§ **Exercise goal**
Print the entries verbatim, leaving out the images they contain.

(Website and app data records)
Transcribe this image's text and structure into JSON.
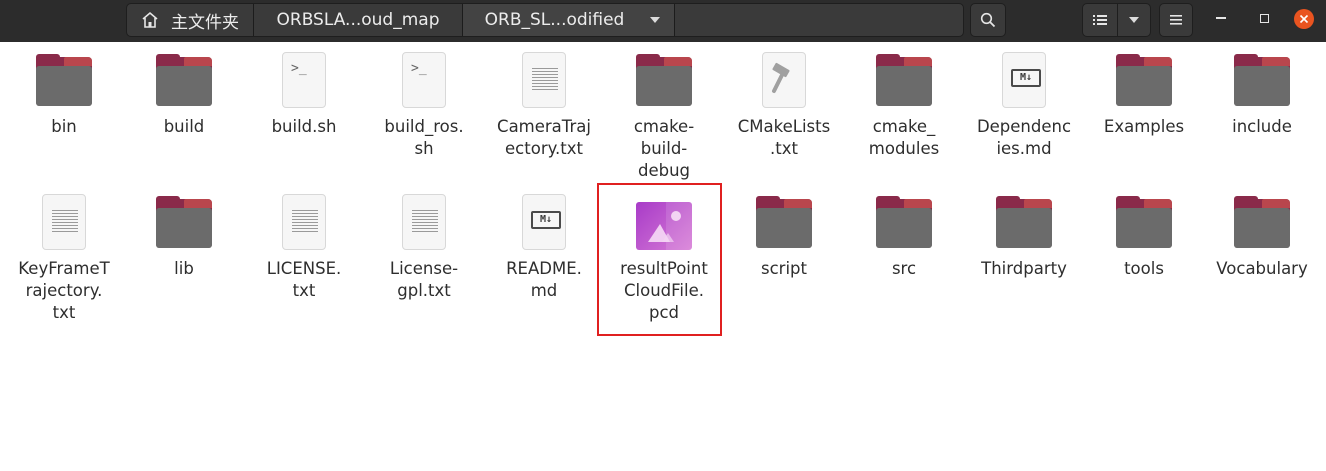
{
  "header": {
    "breadcrumbs": [
      {
        "label": "主文件夹",
        "icon": "home-icon"
      },
      {
        "label": "ORBSLA...oud_map"
      },
      {
        "label": "ORB_SL...odified"
      }
    ],
    "buttons": [
      "search-icon",
      "list-view-icon",
      "chevron-down-icon",
      "menu-icon",
      "minimize-icon",
      "maximize-icon",
      "close-icon"
    ],
    "colors": {
      "header_bg": "#2c2c2c",
      "close": "#e95420",
      "folder_tab": "#8a2a4a",
      "folder_body": "#6b6b6b",
      "highlight": "#e02020"
    }
  },
  "files": [
    {
      "name": "bin",
      "type": "folder"
    },
    {
      "name": "build",
      "type": "folder"
    },
    {
      "name": "build.sh",
      "type": "script"
    },
    {
      "name": "build_ros.sh",
      "type": "script"
    },
    {
      "name": "CameraTrajectory.txt",
      "type": "text"
    },
    {
      "name": "cmake-build-debug",
      "type": "folder"
    },
    {
      "name": "CMakeLists.txt",
      "type": "cmake"
    },
    {
      "name": "cmake_modules",
      "type": "folder"
    },
    {
      "name": "Dependencies.md",
      "type": "markdown"
    },
    {
      "name": "Examples",
      "type": "folder"
    },
    {
      "name": "include",
      "type": "folder"
    },
    {
      "name": "KeyFrameTrajectory.txt",
      "type": "text"
    },
    {
      "name": "lib",
      "type": "folder"
    },
    {
      "name": "LICENSE.txt",
      "type": "text"
    },
    {
      "name": "License-gpl.txt",
      "type": "text"
    },
    {
      "name": "README.md",
      "type": "markdown"
    },
    {
      "name": "resultPointCloudFile.pcd",
      "type": "image",
      "highlighted": true
    },
    {
      "name": "script",
      "type": "folder"
    },
    {
      "name": "src",
      "type": "folder"
    },
    {
      "name": "Thirdparty",
      "type": "folder"
    },
    {
      "name": "tools",
      "type": "folder"
    },
    {
      "name": "Vocabulary",
      "type": "folder"
    }
  ],
  "labels": {
    "bin": "bin",
    "build": "build",
    "build_sh": "build.sh",
    "build_ros_sh": "build_ros.\nsh",
    "camera_traj": "CameraTraj\nectory.txt",
    "cmake_build_debug": "cmake-\nbuild-\ndebug",
    "cmakelists": "CMakeLists\n.txt",
    "cmake_modules": "cmake_\nmodules",
    "dependencies": "Dependenc\nies.md",
    "examples": "Examples",
    "include": "include",
    "keyframe": "KeyFrameT\nrajectory.\ntxt",
    "lib": "lib",
    "license": "LICENSE.\ntxt",
    "license_gpl": "License-\ngpl.txt",
    "readme": "README.\nmd",
    "result_pcd": "resultPoint\nCloudFile.\npcd",
    "script": "script",
    "src": "src",
    "thirdparty": "Thirdparty",
    "tools": "tools",
    "vocabulary": "Vocabulary"
  }
}
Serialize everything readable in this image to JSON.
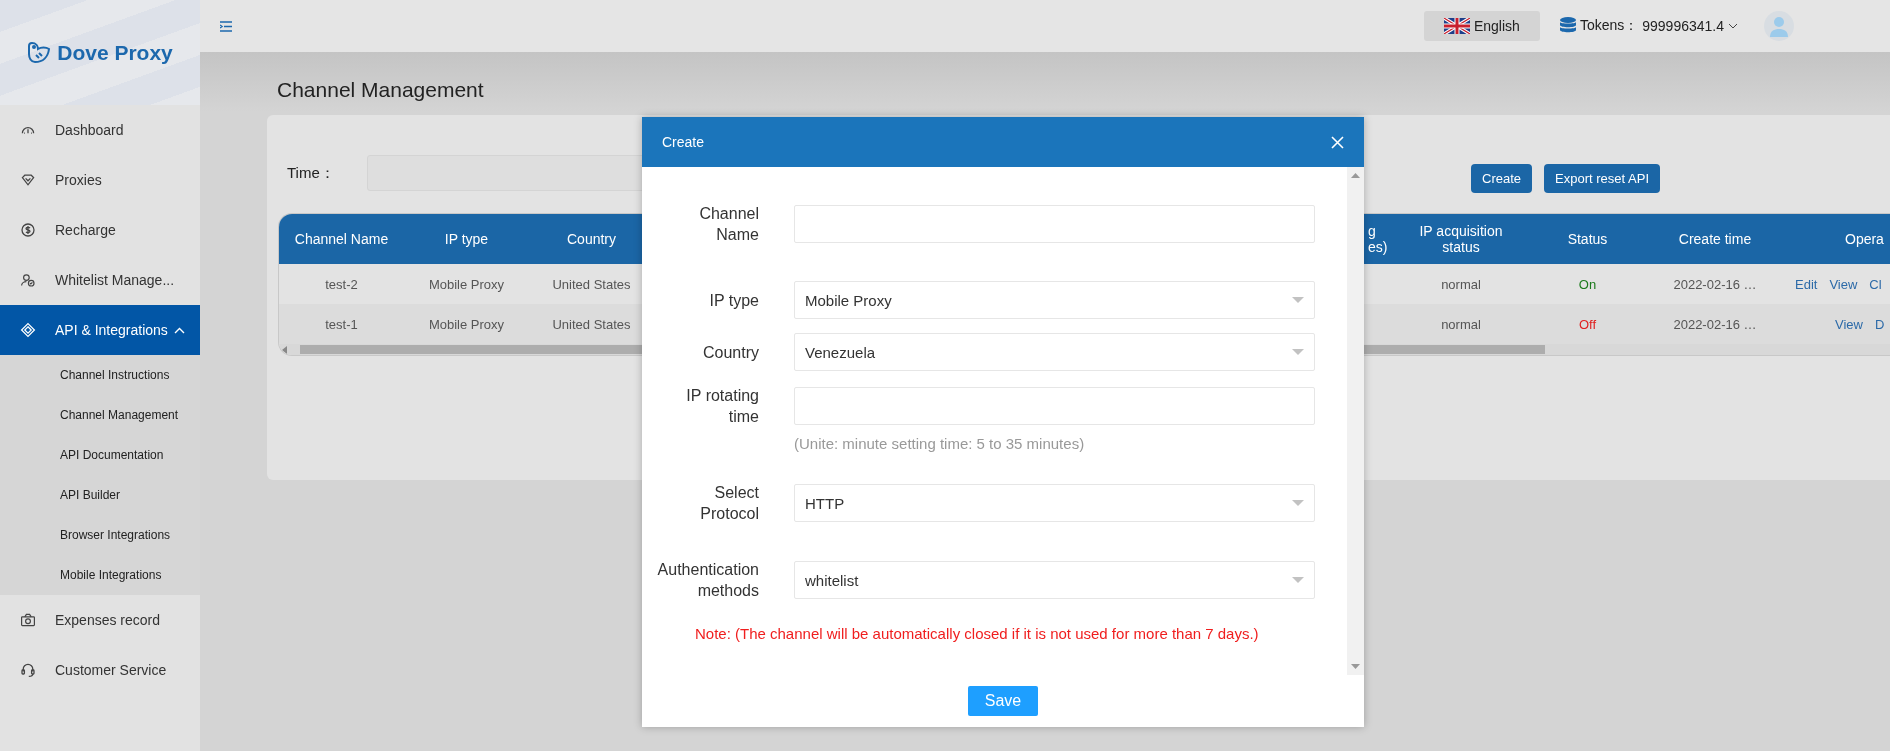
{
  "sidebar": {
    "logo": "Dove Proxy",
    "items": [
      {
        "label": "Dashboard",
        "selected": false
      },
      {
        "label": "Proxies",
        "selected": false
      },
      {
        "label": "Recharge",
        "selected": false
      },
      {
        "label": "Whitelist Manage...",
        "selected": false
      },
      {
        "label": "API & Integrations",
        "selected": true,
        "expanded": true,
        "children": [
          {
            "label": "Channel Instructions"
          },
          {
            "label": "Channel Management"
          },
          {
            "label": "API Documentation"
          },
          {
            "label": "API Builder"
          },
          {
            "label": "Browser Integrations"
          },
          {
            "label": "Mobile Integrations"
          }
        ]
      },
      {
        "label": "Expenses record",
        "selected": false
      },
      {
        "label": "Customer Service",
        "selected": false
      }
    ]
  },
  "header": {
    "language": "English",
    "tokens_label": "Tokens：",
    "tokens_value": "999996341.4"
  },
  "page": {
    "title": "Channel Management",
    "filter_label": "Time：",
    "buttons": [
      "Create",
      "Export reset API"
    ],
    "table": {
      "columns": [
        "Channel Name",
        "IP type",
        "Country",
        "g es)",
        "IP acquisition status",
        "Status",
        "Create time",
        "Opera"
      ],
      "rows": [
        {
          "cells": [
            "test-2",
            "Mobile Proxy",
            "United States",
            "normal"
          ],
          "status": {
            "label": "On",
            "on": true
          },
          "create_time": "2022-02-16 …",
          "actions": [
            "Edit",
            "View",
            "Cl"
          ]
        },
        {
          "cells": [
            "test-1",
            "Mobile Proxy",
            "United States",
            "normal"
          ],
          "status": {
            "label": "Off",
            "on": false
          },
          "create_time": "2022-02-16 …",
          "actions": [
            "View",
            "D"
          ]
        }
      ]
    }
  },
  "modal": {
    "title": "Create",
    "fields": [
      {
        "kind": "text",
        "label": "Channel Name"
      },
      {
        "kind": "select",
        "label": "IP type",
        "value": "Mobile Proxy"
      },
      {
        "kind": "select",
        "label": "Country",
        "value": "Venezuela"
      },
      {
        "kind": "text",
        "label": "IP rotating time",
        "hint": "(Unite: minute setting time: 5 to 35 minutes)"
      },
      {
        "kind": "select",
        "label": "Select Protocol",
        "value": "HTTP"
      },
      {
        "kind": "select",
        "label": "Authentication methods",
        "value": "whitelist"
      }
    ],
    "note": "Note: (The channel will be automatically closed if it is not used for more than 7 days.)",
    "save": "Save"
  }
}
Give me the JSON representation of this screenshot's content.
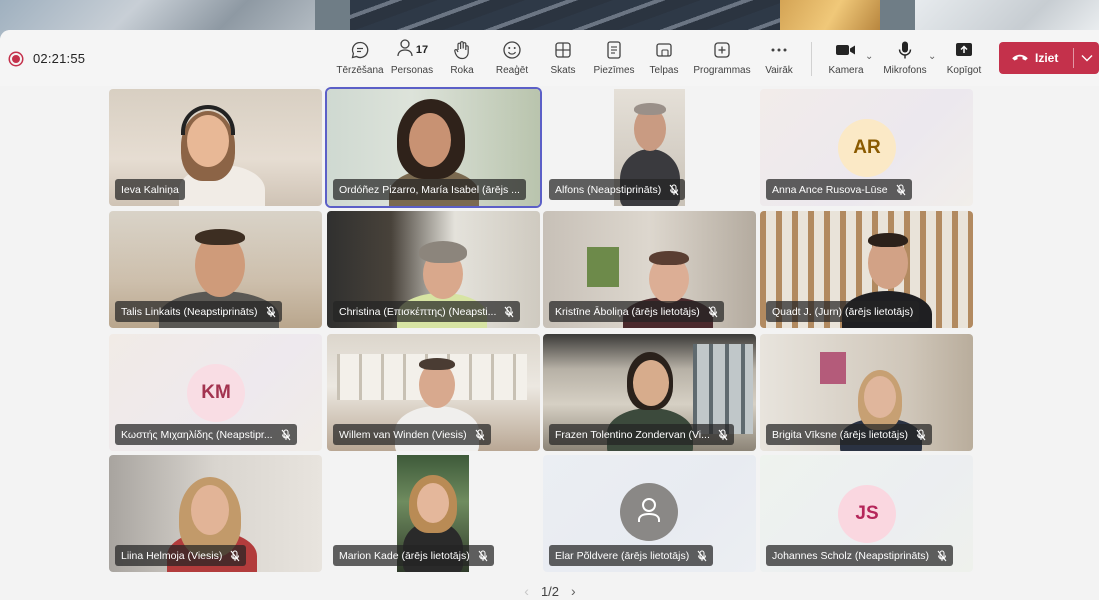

§ **The answer**
Transcribe this image's text and structure into JSON.
{
  "header": {
    "breadcrumbs": [
      {
        "label": "主文件夹",
        "icon": "home-icon"
      },
      {
        "label": "ORBSLA...oud_map"
      },
      {
        "label": "ORB_SL...odified"
      }
    ],
    "buttons": [
      "search-icon",
      "list-view-icon",
      "chevron-down-icon",
      "menu-icon",
      "minimize-icon",
      "maximize-icon",
      "close-icon"
    ],
    "colors": {
      "header_bg": "#2c2c2c",
      "close": "#e95420",
      "folder_tab": "#8a2a4a",
      "folder_body": "#6b6b6b",
      "highlight": "#e02020"
    }
  },
  "files": [
    {
      "name": "bin",
      "type": "folder"
    },
    {
      "name": "build",
      "type": "folder"
    },
    {
      "name": "build.sh",
      "type": "script"
    },
    {
      "name": "build_ros.sh",
      "type": "script"
    },
    {
      "name": "CameraTrajectory.txt",
      "type": "text"
    },
    {
      "name": "cmake-build-debug",
      "type": "folder"
    },
    {
      "name": "CMakeLists.txt",
      "type": "cmake"
    },
    {
      "name": "cmake_modules",
      "type": "folder"
    },
    {
      "name": "Dependencies.md",
      "type": "markdown"
    },
    {
      "name": "Examples",
      "type": "folder"
    },
    {
      "name": "include",
      "type": "folder"
    },
    {
      "name": "KeyFrameTrajectory.txt",
      "type": "text"
    },
    {
      "name": "lib",
      "type": "folder"
    },
    {
      "name": "LICENSE.txt",
      "type": "text"
    },
    {
      "name": "License-gpl.txt",
      "type": "text"
    },
    {
      "name": "README.md",
      "type": "markdown"
    },
    {
      "name": "resultPointCloudFile.pcd",
      "type": "image",
      "highlighted": true
    },
    {
      "name": "script",
      "type": "folder"
    },
    {
      "name": "src",
      "type": "folder"
    },
    {
      "name": "Thirdparty",
      "type": "folder"
    },
    {
      "name": "tools",
      "type": "folder"
    },
    {
      "name": "Vocabulary",
      "type": "folder"
    }
  ],
  "labels": {
    "bin": "bin",
    "build": "build",
    "build_sh": "build.sh",
    "build_ros_sh": "build_ros.\nsh",
    "camera_traj": "CameraTraj\nectory.txt",
    "cmake_build_debug": "cmake-\nbuild-\ndebug",
    "cmakelists": "CMakeLists\n.txt",
    "cmake_modules": "cmake_\nmodules",
    "dependencies": "Dependenc\nies.md",
    "examples": "Examples",
    "include": "include",
    "keyframe": "KeyFrameT\nrajectory.\ntxt",
    "lib": "lib",
    "license": "LICENSE.\ntxt",
    "license_gpl": "License-\ngpl.txt",
    "readme": "README.\nmd",
    "result_pcd": "resultPoint\nCloudFile.\npcd",
    "script": "script",
    "src": "src",
    "thirdparty": "Thirdparty",
    "tools": "tools",
    "vocabulary": "Vocabulary"
  }
}
Serialize everything readable in this image to JSON.
{
  "sidebar": {
    "logo": "Dove Proxy",
    "items": [
      {
        "label": "Dashboard",
        "selected": false
      },
      {
        "label": "Proxies",
        "selected": false
      },
      {
        "label": "Recharge",
        "selected": false
      },
      {
        "label": "Whitelist Manage...",
        "selected": false
      },
      {
        "label": "API & Integrations",
        "selected": true,
        "expanded": true,
        "children": [
          {
            "label": "Channel Instructions"
          },
          {
            "label": "Channel Management"
          },
          {
            "label": "API Documentation"
          },
          {
            "label": "API Builder"
          },
          {
            "label": "Browser Integrations"
          },
          {
            "label": "Mobile Integrations"
          }
        ]
      },
      {
        "label": "Expenses record",
        "selected": false
      },
      {
        "label": "Customer Service",
        "selected": false
      }
    ]
  },
  "header": {
    "language": "English",
    "tokens_label": "Tokens：",
    "tokens_value": "999996341.4"
  },
  "page": {
    "title": "Channel Management",
    "filter_label": "Time：",
    "buttons": [
      "Create",
      "Export reset API"
    ],
    "table": {
      "columns": [
        "Channel Name",
        "IP type",
        "Country",
        "g es)",
        "IP acquisition status",
        "Status",
        "Create time",
        "Opera"
      ],
      "rows": [
        {
          "cells": [
            "test-2",
            "Mobile Proxy",
            "United States",
            "normal"
          ],
          "status": {
            "label": "On",
            "on": true
          },
          "create_time": "2022-02-16 …",
          "actions": [
            "Edit",
            "View",
            "Cl"
          ]
        },
        {
          "cells": [
            "test-1",
            "Mobile Proxy",
            "United States",
            "normal"
          ],
          "status": {
            "label": "Off",
            "on": false
          },
          "create_time": "2022-02-16 …",
          "actions": [
            "View",
            "D"
          ]
        }
      ]
    }
  },
  "modal": {
    "title": "Create",
    "fields": [
      {
        "kind": "text",
        "label": "Channel Name"
      },
      {
        "kind": "select",
        "label": "IP type",
        "value": "Mobile Proxy"
      },
      {
        "kind": "select",
        "label": "Country",
        "value": "Venezuela"
      },
      {
        "kind": "text",
        "label": "IP rotating time",
        "hint": "(Unite: minute setting time: 5 to 35 minutes)"
      },
      {
        "kind": "select",
        "label": "Select Protocol",
        "value": "HTTP"
      },
      {
        "kind": "select",
        "label": "Authentication methods",
        "value": "whitelist"
      }
    ],
    "note": "Note: (The channel will be automatically closed if it is not used for more than 7 days.)",
    "save": "Save"
  }
}
Give me the JSON representation of this screenshot's content.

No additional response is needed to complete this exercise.